### EXERCISE
Take the data below and filter it for lines containing the word "Adaptive"; show each line found.

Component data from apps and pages
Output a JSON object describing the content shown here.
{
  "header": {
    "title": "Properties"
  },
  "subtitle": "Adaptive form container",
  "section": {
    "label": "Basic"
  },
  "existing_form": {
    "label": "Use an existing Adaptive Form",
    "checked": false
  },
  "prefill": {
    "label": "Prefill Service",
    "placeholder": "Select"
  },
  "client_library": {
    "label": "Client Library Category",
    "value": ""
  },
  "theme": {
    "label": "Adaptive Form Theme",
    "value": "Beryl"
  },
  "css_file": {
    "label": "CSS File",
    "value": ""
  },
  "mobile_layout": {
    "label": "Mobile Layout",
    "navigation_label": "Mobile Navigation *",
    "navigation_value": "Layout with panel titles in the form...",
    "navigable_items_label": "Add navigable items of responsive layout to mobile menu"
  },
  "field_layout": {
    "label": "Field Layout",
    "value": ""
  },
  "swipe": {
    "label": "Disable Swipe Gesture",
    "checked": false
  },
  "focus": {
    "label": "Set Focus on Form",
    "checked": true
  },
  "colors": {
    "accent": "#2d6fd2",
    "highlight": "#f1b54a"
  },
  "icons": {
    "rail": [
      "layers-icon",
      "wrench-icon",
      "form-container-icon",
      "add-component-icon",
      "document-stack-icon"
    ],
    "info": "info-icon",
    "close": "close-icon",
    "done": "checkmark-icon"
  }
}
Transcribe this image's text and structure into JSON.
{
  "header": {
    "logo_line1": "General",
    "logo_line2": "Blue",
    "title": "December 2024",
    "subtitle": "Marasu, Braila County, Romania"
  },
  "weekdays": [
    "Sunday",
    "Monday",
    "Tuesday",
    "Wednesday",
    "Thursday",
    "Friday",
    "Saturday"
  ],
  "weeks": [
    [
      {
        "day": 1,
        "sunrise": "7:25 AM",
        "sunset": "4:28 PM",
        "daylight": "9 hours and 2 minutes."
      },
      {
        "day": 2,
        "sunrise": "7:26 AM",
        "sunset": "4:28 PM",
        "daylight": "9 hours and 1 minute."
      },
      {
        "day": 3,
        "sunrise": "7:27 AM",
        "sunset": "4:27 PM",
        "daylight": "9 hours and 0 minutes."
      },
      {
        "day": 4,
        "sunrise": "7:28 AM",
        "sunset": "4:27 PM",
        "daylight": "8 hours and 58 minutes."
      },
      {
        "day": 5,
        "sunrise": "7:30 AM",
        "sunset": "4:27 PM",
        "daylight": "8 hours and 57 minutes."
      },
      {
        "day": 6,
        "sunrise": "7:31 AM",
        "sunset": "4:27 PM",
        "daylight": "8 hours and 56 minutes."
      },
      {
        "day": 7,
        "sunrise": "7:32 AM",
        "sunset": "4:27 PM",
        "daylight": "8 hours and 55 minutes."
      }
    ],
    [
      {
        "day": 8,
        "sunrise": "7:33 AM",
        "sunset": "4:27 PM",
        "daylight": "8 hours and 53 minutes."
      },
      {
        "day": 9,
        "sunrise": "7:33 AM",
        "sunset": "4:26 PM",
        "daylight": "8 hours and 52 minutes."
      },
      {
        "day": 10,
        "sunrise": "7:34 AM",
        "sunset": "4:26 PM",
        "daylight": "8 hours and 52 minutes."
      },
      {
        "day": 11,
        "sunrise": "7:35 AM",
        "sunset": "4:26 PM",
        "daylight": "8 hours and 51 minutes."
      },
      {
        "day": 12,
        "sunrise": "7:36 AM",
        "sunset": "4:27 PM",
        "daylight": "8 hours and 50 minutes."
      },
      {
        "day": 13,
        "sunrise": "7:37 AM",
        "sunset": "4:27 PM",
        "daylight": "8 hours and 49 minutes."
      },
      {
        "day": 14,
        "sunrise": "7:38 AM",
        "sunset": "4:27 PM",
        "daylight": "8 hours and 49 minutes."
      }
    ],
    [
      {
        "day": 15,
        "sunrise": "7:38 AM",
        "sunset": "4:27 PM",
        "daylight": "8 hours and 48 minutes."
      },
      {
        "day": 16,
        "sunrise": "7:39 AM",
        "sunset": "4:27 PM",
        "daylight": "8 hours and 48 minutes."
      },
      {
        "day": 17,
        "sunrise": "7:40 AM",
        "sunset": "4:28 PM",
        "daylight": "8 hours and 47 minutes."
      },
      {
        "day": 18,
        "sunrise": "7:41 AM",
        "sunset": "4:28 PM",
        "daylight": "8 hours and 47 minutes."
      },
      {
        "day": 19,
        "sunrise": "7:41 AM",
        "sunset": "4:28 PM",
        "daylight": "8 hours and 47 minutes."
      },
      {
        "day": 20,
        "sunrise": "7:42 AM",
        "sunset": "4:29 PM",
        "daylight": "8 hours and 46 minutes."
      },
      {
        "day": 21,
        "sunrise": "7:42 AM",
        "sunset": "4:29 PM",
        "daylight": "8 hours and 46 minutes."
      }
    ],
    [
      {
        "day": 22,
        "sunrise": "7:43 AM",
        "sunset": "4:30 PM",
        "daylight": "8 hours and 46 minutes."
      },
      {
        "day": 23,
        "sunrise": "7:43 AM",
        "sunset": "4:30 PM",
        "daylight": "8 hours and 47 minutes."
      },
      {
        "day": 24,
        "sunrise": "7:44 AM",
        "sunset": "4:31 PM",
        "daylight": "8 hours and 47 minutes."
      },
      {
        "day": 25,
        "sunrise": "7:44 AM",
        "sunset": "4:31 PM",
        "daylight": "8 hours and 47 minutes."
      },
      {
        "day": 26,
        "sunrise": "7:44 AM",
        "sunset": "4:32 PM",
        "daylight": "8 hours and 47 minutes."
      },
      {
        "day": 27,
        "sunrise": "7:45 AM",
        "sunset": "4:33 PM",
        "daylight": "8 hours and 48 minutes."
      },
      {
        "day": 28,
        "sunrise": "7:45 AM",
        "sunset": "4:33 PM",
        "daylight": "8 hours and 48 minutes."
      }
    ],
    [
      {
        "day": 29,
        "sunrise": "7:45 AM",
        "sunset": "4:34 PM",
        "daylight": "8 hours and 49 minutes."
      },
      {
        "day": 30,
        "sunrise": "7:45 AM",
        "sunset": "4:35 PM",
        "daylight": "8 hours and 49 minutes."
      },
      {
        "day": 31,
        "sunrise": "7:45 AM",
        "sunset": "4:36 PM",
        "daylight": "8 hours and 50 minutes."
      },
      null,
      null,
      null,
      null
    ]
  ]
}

### FINISHED TASK
  "subtitle": "Adaptive form container",
    "label": "Use an existing Adaptive Form",
    "label": "Adaptive Form Theme",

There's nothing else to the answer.